> _RECORDS_:

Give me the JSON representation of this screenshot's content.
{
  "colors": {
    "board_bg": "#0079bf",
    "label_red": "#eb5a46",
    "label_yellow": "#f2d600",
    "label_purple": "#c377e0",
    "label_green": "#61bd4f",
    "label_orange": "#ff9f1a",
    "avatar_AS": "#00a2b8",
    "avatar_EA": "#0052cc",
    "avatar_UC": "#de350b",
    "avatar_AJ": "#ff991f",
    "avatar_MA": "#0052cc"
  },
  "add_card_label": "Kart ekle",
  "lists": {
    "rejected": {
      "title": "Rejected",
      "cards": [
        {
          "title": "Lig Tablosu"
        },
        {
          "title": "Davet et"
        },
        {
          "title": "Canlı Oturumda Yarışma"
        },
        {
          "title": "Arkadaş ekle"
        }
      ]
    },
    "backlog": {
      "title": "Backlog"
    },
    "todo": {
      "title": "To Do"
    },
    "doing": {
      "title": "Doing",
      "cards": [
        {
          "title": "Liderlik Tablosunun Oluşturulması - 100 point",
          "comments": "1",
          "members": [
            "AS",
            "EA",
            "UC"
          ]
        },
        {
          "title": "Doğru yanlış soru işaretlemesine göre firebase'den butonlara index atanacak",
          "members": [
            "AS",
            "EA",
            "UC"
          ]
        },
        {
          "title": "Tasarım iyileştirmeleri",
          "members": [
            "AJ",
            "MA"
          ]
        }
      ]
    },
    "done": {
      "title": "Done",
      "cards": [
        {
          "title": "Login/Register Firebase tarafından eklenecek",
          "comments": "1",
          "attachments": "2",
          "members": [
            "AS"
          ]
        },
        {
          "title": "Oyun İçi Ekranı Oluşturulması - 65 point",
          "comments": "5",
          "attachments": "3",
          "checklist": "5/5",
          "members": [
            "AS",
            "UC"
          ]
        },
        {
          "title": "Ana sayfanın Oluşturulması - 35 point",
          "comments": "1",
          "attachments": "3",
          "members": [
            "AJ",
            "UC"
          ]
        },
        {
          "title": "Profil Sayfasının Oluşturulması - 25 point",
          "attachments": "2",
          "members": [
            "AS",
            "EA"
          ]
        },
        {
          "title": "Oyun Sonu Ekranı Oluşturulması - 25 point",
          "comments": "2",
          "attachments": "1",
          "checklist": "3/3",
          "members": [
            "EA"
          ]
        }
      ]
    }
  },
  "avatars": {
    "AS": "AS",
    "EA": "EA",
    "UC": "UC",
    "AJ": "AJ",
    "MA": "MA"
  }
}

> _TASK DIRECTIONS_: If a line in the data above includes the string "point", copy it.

> _ANSWER TO THIS TASK_:
          "title": "Liderlik Tablosunun Oluşturulması - 100 point",
          "title": "Oyun İçi Ekranı Oluşturulması - 65 point",
          "title": "Ana sayfanın Oluşturulması - 35 point",
          "title": "Profil Sayfasının Oluşturulması - 25 point",
          "title": "Oyun Sonu Ekranı Oluşturulması - 25 point",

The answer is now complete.